A California federal court judge hopes that the Food and Drug Administration is ready to take a stance on “natural” advertising claims for genetically modified organisms. He issued an order in July to refer the issue to the agency.

The order arose from a consumer class action filed by Elizabeth Cox against Gruma Corporation. Cox alleged that the company falsely advertised its tortilla chips, among other products, as “All Natural,” even though they contained corn grown from bioengineered, genetically modified seeds.

Gruma responded with a motion to dismiss based upon primary jurisdiction, a doctrine that allows a court to stay proceedings “pending the resolution of an issue within the special competence of an administrative agency.” The doctrine normally applies to matters of first impression or in a case with a particularly complicated issue.

U.S. District Court Judge Yvonne Gonzalez Rogers agreed with the defendant that the expertise of the FDA – to which Congress granted regulatory authority over food labeling – was required under the facts of the case.

The agency has separately issued nonbinding industry guidance on bioengineered foods and the use of “natural” labels. In January 2001, the FDA wrote that it was “not aware of any data or other information that would form a basis for concluding that the fact that a food or its ingredients was produced using bioengineering is a material fact that must be disclosed. . . . FDA is therefore reaffirming its decision to not require special labeling of all bioengineered foods.” Previously, in 1993, the agency interpreted the term “natural” on labels to mean “nothing artificial or synthetic (including all color additives regardless of source) has been included in, or has been added to, a food that would not normally be expected to be in the food.”

However, Rogers wrote, the FDA “has not addressed, even informally, the question of whether foods containing GMO or bioengineered ingredients may be labeled ‘natural’ or ‘all natural,’ or whether GMO or bioengineered ingredients would be considered ‘artificial or synthetic.’ ”
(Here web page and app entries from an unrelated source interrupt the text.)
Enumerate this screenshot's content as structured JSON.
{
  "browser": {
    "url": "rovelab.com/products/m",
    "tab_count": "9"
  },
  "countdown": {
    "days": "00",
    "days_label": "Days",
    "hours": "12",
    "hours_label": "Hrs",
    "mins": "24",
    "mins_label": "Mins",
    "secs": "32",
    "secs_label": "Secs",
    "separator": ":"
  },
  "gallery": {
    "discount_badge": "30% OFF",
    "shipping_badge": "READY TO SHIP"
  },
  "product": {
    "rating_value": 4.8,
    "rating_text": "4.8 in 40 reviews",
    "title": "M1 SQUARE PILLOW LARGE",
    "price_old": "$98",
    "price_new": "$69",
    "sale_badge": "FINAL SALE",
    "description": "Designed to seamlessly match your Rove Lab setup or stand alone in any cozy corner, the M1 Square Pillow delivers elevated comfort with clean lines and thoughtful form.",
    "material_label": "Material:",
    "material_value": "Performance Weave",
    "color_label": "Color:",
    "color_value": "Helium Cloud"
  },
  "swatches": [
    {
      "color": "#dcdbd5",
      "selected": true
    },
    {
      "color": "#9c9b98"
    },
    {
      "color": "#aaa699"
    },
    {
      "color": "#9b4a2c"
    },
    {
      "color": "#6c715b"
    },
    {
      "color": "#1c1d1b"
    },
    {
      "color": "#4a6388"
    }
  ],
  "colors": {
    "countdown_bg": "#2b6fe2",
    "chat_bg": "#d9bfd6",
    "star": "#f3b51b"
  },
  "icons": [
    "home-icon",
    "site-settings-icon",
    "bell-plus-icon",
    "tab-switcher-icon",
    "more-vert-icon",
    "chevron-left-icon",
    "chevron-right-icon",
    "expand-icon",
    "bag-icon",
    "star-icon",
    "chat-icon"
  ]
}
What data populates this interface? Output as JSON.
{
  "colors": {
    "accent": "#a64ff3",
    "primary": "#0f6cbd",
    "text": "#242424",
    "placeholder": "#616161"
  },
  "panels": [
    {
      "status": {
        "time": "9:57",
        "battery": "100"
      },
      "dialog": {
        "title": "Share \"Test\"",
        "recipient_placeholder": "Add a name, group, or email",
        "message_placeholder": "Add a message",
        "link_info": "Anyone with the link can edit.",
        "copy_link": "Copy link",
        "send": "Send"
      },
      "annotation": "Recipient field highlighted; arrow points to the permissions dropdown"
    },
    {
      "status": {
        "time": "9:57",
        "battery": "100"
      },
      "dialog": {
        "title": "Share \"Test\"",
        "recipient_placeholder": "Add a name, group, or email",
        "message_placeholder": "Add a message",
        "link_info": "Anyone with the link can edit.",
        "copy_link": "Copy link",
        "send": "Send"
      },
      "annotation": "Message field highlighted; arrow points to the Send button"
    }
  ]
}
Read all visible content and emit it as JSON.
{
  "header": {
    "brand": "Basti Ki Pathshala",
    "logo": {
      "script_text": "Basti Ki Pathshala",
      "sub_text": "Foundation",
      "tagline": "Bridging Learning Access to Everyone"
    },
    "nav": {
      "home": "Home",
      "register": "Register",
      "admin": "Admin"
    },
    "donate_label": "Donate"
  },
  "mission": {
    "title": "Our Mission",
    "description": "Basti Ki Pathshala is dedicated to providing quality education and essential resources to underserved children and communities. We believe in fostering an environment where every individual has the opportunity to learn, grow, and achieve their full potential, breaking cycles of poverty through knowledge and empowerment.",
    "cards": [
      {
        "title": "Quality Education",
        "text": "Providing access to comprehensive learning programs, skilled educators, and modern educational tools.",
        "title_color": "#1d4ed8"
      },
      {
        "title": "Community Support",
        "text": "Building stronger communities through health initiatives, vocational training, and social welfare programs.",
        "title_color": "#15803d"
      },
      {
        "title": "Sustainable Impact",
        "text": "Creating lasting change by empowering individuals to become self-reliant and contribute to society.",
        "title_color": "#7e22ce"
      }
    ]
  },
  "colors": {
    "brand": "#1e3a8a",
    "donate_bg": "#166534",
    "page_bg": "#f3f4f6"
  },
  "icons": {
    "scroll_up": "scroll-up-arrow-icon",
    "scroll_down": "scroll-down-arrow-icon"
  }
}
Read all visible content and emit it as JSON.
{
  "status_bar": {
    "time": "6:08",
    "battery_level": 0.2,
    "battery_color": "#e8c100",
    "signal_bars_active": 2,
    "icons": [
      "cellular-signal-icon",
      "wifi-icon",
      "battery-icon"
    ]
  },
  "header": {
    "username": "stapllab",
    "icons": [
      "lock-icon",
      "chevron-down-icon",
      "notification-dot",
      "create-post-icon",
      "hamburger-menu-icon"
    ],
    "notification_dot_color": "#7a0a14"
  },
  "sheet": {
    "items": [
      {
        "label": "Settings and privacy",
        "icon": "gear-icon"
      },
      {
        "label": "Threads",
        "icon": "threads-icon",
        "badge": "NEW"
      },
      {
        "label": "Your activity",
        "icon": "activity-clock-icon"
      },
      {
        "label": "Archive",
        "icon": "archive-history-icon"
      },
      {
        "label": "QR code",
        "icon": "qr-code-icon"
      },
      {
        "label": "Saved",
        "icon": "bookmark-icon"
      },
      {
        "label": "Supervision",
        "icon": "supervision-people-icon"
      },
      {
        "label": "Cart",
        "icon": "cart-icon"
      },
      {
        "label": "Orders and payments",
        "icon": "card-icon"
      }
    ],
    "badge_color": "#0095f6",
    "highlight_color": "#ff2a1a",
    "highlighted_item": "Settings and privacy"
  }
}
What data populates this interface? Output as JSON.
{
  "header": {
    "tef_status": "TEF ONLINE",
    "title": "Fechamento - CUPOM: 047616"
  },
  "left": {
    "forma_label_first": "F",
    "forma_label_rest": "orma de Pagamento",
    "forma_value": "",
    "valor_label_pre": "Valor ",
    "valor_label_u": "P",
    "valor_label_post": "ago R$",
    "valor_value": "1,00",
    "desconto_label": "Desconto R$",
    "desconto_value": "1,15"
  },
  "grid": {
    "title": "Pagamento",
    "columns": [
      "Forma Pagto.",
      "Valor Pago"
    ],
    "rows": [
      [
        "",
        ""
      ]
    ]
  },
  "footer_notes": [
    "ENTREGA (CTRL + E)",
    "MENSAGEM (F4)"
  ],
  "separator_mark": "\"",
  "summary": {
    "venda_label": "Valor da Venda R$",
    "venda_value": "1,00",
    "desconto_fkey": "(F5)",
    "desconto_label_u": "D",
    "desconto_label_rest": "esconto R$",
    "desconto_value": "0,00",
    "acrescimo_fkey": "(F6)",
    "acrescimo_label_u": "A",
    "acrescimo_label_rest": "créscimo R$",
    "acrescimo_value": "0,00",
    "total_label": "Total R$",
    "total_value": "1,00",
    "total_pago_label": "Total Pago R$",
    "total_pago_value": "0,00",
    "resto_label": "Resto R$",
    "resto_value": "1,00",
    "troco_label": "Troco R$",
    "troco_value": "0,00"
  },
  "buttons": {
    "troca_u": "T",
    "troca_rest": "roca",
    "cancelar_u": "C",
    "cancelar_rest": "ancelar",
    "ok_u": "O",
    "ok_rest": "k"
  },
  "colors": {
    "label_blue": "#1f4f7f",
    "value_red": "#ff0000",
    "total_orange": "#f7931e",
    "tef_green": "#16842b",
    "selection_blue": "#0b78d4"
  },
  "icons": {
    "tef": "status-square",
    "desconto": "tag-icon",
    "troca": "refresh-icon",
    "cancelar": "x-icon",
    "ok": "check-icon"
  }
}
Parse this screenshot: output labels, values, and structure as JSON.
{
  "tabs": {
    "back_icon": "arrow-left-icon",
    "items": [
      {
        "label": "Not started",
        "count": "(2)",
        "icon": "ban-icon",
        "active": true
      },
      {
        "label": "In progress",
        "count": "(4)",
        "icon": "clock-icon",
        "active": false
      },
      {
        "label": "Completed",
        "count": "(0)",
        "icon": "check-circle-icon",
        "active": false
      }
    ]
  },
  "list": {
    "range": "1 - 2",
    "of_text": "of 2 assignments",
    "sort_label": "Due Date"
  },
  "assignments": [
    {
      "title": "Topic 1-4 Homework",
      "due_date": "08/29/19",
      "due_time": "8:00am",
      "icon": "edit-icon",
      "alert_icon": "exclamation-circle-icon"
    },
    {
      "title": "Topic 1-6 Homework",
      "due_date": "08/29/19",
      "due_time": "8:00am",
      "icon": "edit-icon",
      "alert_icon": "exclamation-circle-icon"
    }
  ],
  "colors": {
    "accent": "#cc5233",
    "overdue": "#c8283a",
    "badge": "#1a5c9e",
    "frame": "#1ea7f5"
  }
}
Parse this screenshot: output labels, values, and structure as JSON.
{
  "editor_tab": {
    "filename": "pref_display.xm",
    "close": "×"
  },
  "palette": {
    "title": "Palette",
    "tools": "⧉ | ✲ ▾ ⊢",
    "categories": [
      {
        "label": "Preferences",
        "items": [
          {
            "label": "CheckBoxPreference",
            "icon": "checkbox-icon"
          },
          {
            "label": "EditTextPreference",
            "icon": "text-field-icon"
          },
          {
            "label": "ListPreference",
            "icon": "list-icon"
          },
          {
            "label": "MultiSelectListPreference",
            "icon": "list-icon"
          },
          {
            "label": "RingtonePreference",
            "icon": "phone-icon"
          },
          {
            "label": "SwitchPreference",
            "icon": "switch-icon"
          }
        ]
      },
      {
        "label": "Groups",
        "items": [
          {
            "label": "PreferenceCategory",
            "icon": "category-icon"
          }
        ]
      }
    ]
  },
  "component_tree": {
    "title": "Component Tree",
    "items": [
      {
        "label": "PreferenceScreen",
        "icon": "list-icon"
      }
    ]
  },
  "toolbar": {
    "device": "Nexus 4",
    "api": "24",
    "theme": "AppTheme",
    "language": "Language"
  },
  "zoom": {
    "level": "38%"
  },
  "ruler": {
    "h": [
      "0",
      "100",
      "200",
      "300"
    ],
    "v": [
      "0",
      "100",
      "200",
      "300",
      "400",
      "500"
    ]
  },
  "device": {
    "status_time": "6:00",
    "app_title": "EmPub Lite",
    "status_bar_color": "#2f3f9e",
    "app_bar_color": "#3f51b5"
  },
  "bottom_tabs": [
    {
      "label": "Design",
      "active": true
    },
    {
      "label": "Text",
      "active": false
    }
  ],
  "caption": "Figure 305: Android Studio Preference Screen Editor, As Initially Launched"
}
“Under these circumstances, deference to the FDA’s regulatory authority is the appropriate course,” the court concluded. “Therefore. . . this Court refers to the FDA, for an administrative determination, the question of whether and under what circumstances food products containing ingredients produced using bioengineered seed may or may not be labeled ‘Natural’ or ‘All Natural’ or ‘100% Natural.’ ”

Judge Rogers stayed the action for six months from the date of the order, a time that could be extended.

To read the court’s order in Cox v. Gruma Corp., click here.

Why it matters: The ad industry shouldn’t hold its breath waiting for a response from the FDA. Prior attempts to get the agency to take a position on the issue of “natural” labeling have not resulted in guidance. In a case challenging “natural” claims and the use of high fructose corn syrup, a federal court judge similarly stayed proceedings and requested a response from the FDA. The agency declined. Then again, the Cox case presents a new context for the agency to take a position on the intersection of “natural” claims and GMO ingredients. Perhaps the recent passage of GMO labeling laws in states such as Connecticut and Maine may spur a response from the FDA.